US6455314Sep 10, 1999Sep 24, 2002Genvec, Inc.Alternatively targeted adenovirus
US6576456Jun 4, 1999Jun 10, 2003Cornell Research Foundation, Inc.Chimeric adenovirus fiber protein
US6599737Oct 30, 2000Jul 29, 2003Cornell Research Foundation, Inc.Adenoviral vectors with tandem fiber proteins
US6649407Oct 1, 2001Nov 18, 2003Genvec, Inc.Targeting adenovirus with use of constrained peptide motifs
US6951755Oct 24, 2001Oct 4, 2005Genvec, Inc.Vectors and methods for gene transfer
US7078483Aug 19, 2002Jul 18, 2006University Of Southern CaliforniaRetroviral vectors including modified envelope escort proteins
Classifications
U.S. Classification435/320.1, 424/93.2, 435/235.1, 536/23.1, 530/387.1
International ClassificationC12N15/87, C12P21/02, A61P31/12, C12N15/09, A61P31/16, A61K48/00, A61K39/00, C12N15/64, A61K39/44, C12P21/08, C07K16/00, C07K19/00
Cooperative ClassificationC12N15/64, C12N15/87, A61K48/00
European ClassificationA61K48/00, C12N15/64, C12N15/87
Legal Events
DateCodeEventDescription
Feb 7, 2006FPExpired due to failure to pay maintenance fee
Effective date: 20051209
Dec 9, 2005LAPSLapse for failure to pay maintenance fees
Jun 29, 2005REMIMaintenance fee reminder mailed
May 29, 2001FPAYFee payment
Year of fee payment: 4
Jun 27, 1994ASAssignment
Owner name: GOT-A-GENE AB, SWEDEN

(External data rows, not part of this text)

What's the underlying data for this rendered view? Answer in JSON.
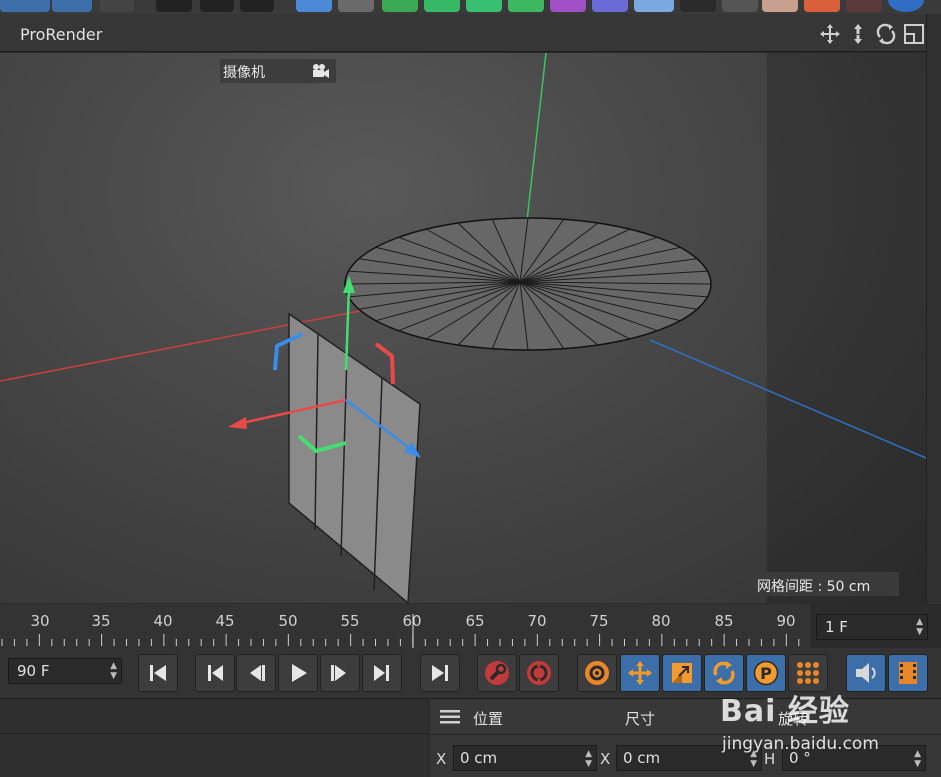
{
  "viewport": {
    "title": "ProRender",
    "camera_label": "摄像机",
    "grid_spacing": "网格间距 : 50 cm"
  },
  "timeline": {
    "ticks": [
      "30",
      "35",
      "40",
      "45",
      "50",
      "55",
      "60",
      "65",
      "70",
      "75",
      "80",
      "85",
      "90"
    ],
    "current_frame": "1 F",
    "end_frame": "90 F"
  },
  "attributes": {
    "position_label": "位置",
    "size_label": "尺寸",
    "rotation_label": "旋转",
    "pos_x_axis": "X",
    "pos_x_value": "0 cm",
    "size_x_axis": "X",
    "size_x_value": "0 cm",
    "rot_h_axis": "H",
    "rot_h_value": "0 °"
  },
  "watermark": {
    "main": "Bai 经验",
    "sub": "jingyan.baidu.com"
  },
  "colors": {
    "x_axis": "#d9423e",
    "y_axis": "#3fcf6b",
    "z_axis": "#2f7fd6",
    "accent_blue": "#3c6ea9",
    "record_red": "#c23a3a",
    "key_orange": "#e8862a"
  }
}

Free format text: ASSIGNMENT OF ASSIGNORS INTEREST;ASSIGNORS:LINDHOLM, LEIF;ENERBACK, SVEN;STRANNEGARD, ORJAN;REEL/FRAME:007037/0725
Effective date: 19940526